“This collection is one of the most significant in Ireland. It is important that these texts are preserved so future generations can understand the history of the City. We are delighted to work with the University on this project and we commend their interest, expertise and support.” – The Rt. Rev. Ken Good, Bishop of Derry and Raphoe
The core of the collection was established in 1729 when Archbishop King, formerly Bishop of Derry, bequeathed to the Diocese all the books he had purchased from his predecessor at Derry, Ezekiel Hopkins. Hopkins was Bishop of Derry at the time of the Siege, but he supported King James, and left the city in a hurry a few days after the apprentices closed the gates in December 1688. He had to leave his books behind. The collection received substantial donations of books through the 18th and 19th centuries, and was greatly enlarged when the Diocese of Raphoe was amalgamated with the Diocese of Derry in 1834; the Raphoe books come to Derry around 1881.
The books in the collection dates back to the 15th century, with approximately 700 items from the 16th, 1900 from the 17th and 1400 from the 18th. Printed catalogues were produced in 1848 and 1880, but these are highly unsatisfactory, as they are full of errors, they give abbreviated titles in which words have been changed, and they contain many items no longer in the collection and omit items which are present.
The contents of the Library shed light on the reading habits of the Anglican establishment in the northwest during the 18th century, and marks of ownership on many of the books illustrate their fascinating history.
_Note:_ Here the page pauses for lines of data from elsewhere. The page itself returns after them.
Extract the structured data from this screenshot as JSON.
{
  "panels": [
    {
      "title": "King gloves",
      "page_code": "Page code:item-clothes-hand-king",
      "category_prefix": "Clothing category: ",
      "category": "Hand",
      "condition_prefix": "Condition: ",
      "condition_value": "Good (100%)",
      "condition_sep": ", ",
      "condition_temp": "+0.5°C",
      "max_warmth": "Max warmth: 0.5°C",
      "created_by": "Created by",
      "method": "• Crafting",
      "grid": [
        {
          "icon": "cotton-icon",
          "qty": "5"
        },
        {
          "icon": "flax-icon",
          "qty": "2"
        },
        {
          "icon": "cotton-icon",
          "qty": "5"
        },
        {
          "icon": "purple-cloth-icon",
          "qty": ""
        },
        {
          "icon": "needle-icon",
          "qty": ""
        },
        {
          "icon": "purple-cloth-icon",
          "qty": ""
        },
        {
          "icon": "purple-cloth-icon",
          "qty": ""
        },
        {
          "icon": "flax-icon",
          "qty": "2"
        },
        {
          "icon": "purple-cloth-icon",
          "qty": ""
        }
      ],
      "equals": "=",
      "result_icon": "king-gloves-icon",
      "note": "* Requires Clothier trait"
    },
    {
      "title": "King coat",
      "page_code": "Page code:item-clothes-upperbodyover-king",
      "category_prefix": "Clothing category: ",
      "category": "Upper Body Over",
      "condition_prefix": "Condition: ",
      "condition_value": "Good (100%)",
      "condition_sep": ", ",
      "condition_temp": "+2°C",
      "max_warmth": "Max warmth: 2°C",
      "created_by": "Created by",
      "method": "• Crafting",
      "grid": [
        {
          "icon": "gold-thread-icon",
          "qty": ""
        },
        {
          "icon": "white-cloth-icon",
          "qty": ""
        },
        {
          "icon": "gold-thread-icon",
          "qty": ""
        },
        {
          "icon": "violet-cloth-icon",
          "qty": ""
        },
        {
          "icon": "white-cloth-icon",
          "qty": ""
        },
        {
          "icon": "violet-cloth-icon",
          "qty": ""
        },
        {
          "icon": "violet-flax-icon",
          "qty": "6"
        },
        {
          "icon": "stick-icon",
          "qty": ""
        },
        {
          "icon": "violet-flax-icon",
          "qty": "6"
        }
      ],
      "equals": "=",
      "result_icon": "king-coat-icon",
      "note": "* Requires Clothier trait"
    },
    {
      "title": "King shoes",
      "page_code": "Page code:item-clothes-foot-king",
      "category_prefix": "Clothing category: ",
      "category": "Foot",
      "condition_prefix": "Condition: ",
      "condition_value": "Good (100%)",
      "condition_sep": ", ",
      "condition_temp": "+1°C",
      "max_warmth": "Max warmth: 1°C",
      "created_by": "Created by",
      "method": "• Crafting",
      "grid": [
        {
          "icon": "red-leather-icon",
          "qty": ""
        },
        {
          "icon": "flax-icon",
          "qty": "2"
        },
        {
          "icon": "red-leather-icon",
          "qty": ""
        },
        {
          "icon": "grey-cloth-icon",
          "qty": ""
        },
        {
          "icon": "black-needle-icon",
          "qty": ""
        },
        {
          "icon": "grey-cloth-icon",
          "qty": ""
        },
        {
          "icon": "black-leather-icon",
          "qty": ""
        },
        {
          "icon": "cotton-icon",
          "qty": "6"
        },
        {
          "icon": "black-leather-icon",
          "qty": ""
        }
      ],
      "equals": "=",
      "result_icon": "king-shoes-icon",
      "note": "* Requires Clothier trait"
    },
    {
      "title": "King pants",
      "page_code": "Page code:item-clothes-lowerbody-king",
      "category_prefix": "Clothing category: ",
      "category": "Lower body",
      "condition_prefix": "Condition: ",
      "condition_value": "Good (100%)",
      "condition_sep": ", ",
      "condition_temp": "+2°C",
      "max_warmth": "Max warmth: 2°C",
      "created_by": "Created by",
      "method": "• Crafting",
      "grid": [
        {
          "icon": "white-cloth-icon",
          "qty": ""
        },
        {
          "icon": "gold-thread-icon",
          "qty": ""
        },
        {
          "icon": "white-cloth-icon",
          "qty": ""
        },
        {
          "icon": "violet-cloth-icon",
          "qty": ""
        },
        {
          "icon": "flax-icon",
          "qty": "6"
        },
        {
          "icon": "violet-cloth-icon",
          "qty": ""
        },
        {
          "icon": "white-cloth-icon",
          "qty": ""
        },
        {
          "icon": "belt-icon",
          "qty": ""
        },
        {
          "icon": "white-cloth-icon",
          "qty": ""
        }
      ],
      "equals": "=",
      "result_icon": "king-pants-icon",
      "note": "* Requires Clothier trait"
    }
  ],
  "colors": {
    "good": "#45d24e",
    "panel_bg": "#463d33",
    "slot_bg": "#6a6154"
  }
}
Significant finds already include: a large number of books belonging to George Downham, or Downame, a former Bishop of Derry who died in 1634 just after the completion of the building of the present cathedral; some of Downham’s books belonging previously to the Elizabethan antiquary William Harrison; there is a fine binding belonging to Robert Dudley, Earl of Leicester, the court favourite of Queen Elizabeth I; another book once belonged to the playwright Ben Johnson; early printers including the 15th century masters Aldus Manutius of Venice and Anton Koberger of Nuremberg; there is a first edition of Samuel Johnson’s A dictionary of the English language of 1755.